“They built the detachment without getting the consent of our datus (tribal chieftains) and elders. They are disrespectful,” she said.
“We only knew of the barangay resolution in favor of the detachment after it was approved on Feb. 5 this year,” she added.
In a statement on Sunday, the Eastern Mindanao Command said the detachment in Km 9 was requested by the community through a resolution by the Municipal and Barangay Peace and Order Council of Lianga and Diatagon, respectively.
Tejero said the military had imposed a food blockade at the checkpoint in Sitio Neptune since 2017.
“They suspected that the rice and canned goods we bought were intended for the NPA. They would not seize the goods but we had to undergo many processes. We had to go to the local government unit, barangay. They would ask for our ID, (driver’s) license,” he said.
He further alleged that their women were being subjected to sexual harassment.
“They would tell the women ‘you got a nice body, it would be nice to have sex with you’,” he said.
In a phone interview on Sunday, Capt. Rodolfo Cordero, civil military operations officer of the 401st Infantry Brigade dismissed these allegations as recycled issues.
“They keep on repeating these allegations because Mapasu is an anti-government organization. Its leader, (Imelda) Melandres is a sister of NPA commander Pablito Campos who was arrested in Sibagat, Agusan del Sur months ago,” he said.
Cordero further said the military won’t leave the area to force the NPA to abandon it, and to secure government projects like roads and electrification. “These projects are already in the pipeline.”
“This is the area where they always held their anniversaries,” he said.
‘I will choose your investors’
During the Indigenous Peoples Leaders’ Summit in Davao City on Feb. 1 this year, President Rodrigo Duterte declared he will choose the investors in Andap Valley Complex.
Caraga Watch noted that on the same occasion, Duterte told the Lumad to prepare for relocation, “insinuating the dislocation of the Lumad from their ancestral homes amidst combat operations of the AFP to ease the entry of plantations and mining projects.”

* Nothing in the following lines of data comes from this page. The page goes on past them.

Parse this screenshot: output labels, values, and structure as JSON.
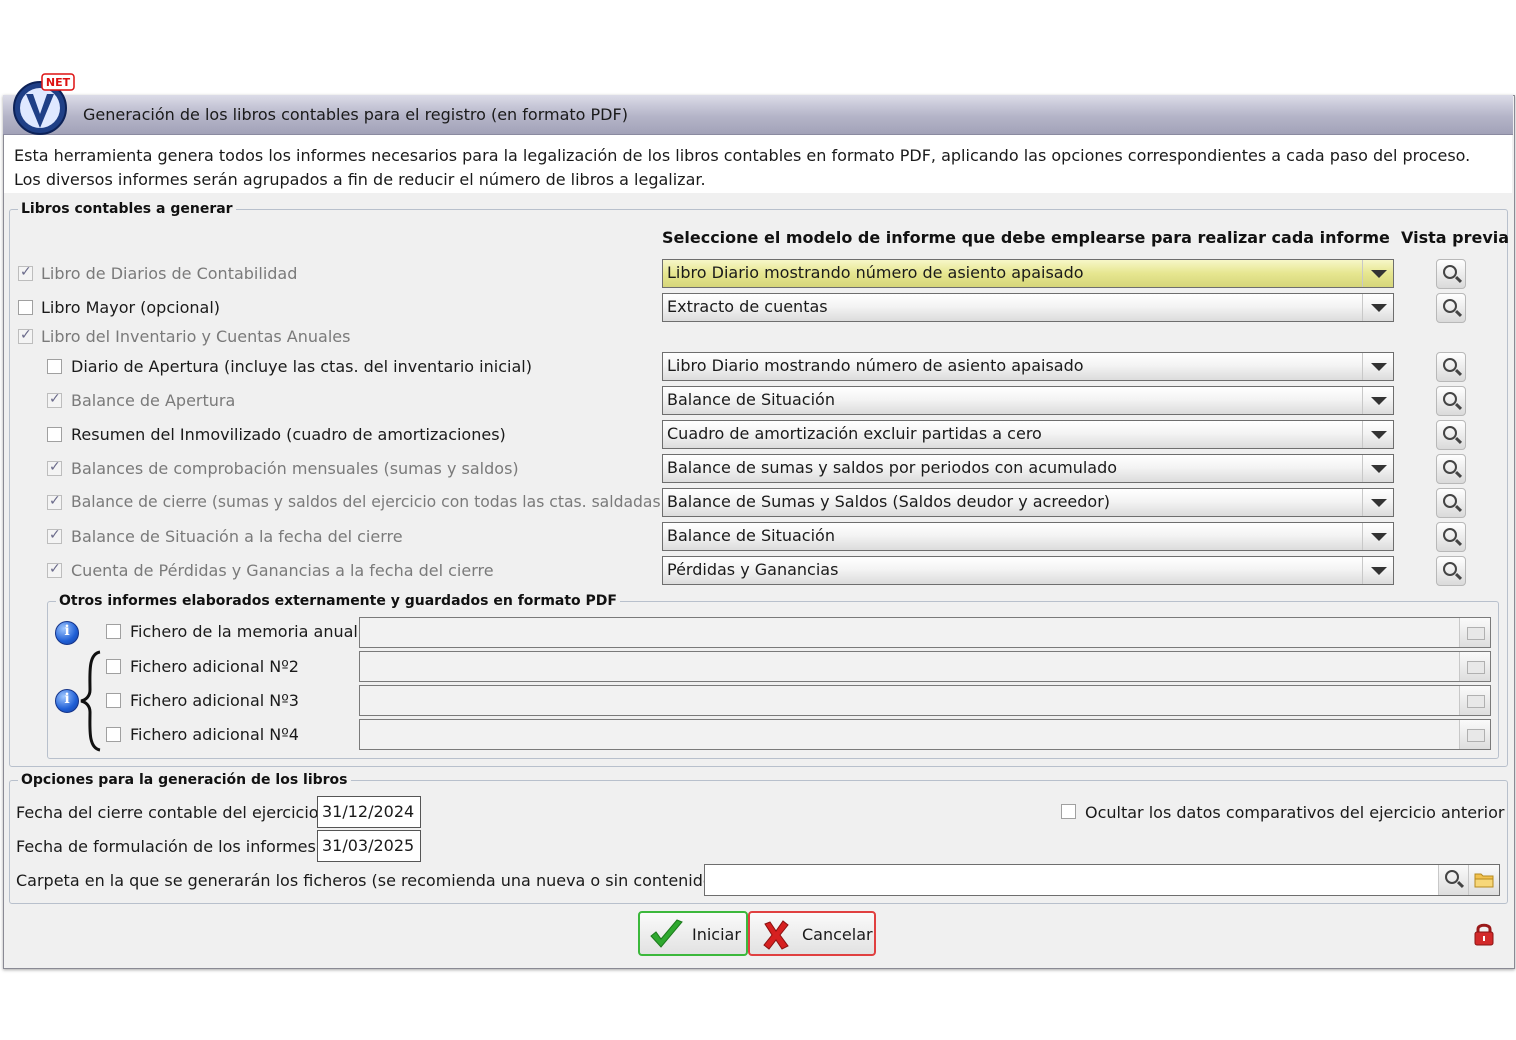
{
  "window": {
    "title": "Generación de los libros contables para el registro (en formato PDF)",
    "logo_badge": "NET"
  },
  "description": {
    "line1": "Esta herramienta genera todos los informes necesarios para la legalización de los libros contables en formato PDF, aplicando las opciones correspondientes a cada paso del proceso.",
    "line2": "Los diversos informes serán agrupados a fin de reducir el número de libros a legalizar."
  },
  "books": {
    "legend": "Libros contables a generar",
    "model_header": "Seleccione el modelo de informe que debe emplearse para realizar cada informe",
    "preview_header": "Vista previa",
    "rows": [
      {
        "label": "Libro de Diarios de Contabilidad",
        "checked": true,
        "enabled": false,
        "model": "Libro Diario mostrando número de asiento apaisado"
      },
      {
        "label": "Libro Mayor (opcional)",
        "checked": false,
        "enabled": true,
        "model": "Extracto de cuentas"
      },
      {
        "label": "Libro del Inventario y Cuentas Anuales",
        "checked": true,
        "enabled": false,
        "model": ""
      },
      {
        "label": "Diario de Apertura (incluye las ctas. del inventario inicial)",
        "checked": false,
        "enabled": true,
        "model": "Libro Diario mostrando número de asiento apaisado"
      },
      {
        "label": "Balance de Apertura",
        "checked": true,
        "enabled": false,
        "model": "Balance de Situación"
      },
      {
        "label": "Resumen del Inmovilizado (cuadro de amortizaciones)",
        "checked": false,
        "enabled": true,
        "model": "Cuadro de amortización excluir partidas a cero"
      },
      {
        "label": "Balances de comprobación mensuales (sumas y saldos)",
        "checked": true,
        "enabled": false,
        "model": "Balance de sumas y saldos por periodos con acumulado"
      },
      {
        "label": "Balance de cierre (sumas y saldos del ejercicio con todas las ctas. saldadas)",
        "checked": true,
        "enabled": false,
        "model": "Balance de Sumas y Saldos (Saldos deudor y acreedor)"
      },
      {
        "label": "Balance de Situación a la fecha del cierre",
        "checked": true,
        "enabled": false,
        "model": "Balance de Situación"
      },
      {
        "label": "Cuenta de Pérdidas y Ganancias a la fecha del cierre",
        "checked": true,
        "enabled": false,
        "model": "Pérdidas y Ganancias"
      }
    ]
  },
  "external": {
    "legend": "Otros informes elaborados externamente y guardados en formato PDF",
    "files": [
      {
        "label": "Fichero de la memoria anual",
        "value": ""
      },
      {
        "label": "Fichero adicional Nº2",
        "value": ""
      },
      {
        "label": "Fichero adicional Nº3",
        "value": ""
      },
      {
        "label": "Fichero adicional Nº4",
        "value": ""
      }
    ]
  },
  "options": {
    "legend": "Opciones para la generación de los libros",
    "close_date_label": "Fecha del cierre contable del ejercicio",
    "close_date": "31/12/2024",
    "formulation_date_label": "Fecha de formulación de los informes",
    "formulation_date": "31/03/2025",
    "hide_comparative_label": "Ocultar los datos comparativos del ejercicio anterior",
    "folder_label": "Carpeta en la que se generarán los ficheros (se recomienda una nueva o sin contenido)",
    "folder_value": ""
  },
  "buttons": {
    "start": "Iniciar",
    "cancel": "Cancelar"
  },
  "colors": {
    "highlight_combo": "#e6e690",
    "titlebar": "#b4b4c8",
    "ok_green": "#2fa82f",
    "cancel_red": "#d62020"
  }
}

In June 2017, the President issued Executive Order No. 30 establishing the Energy Investment Coordinating Council to facilitate the processing of energy projects and investments “with national significance.” (H. Marcos C. Mordeno/MindaNews)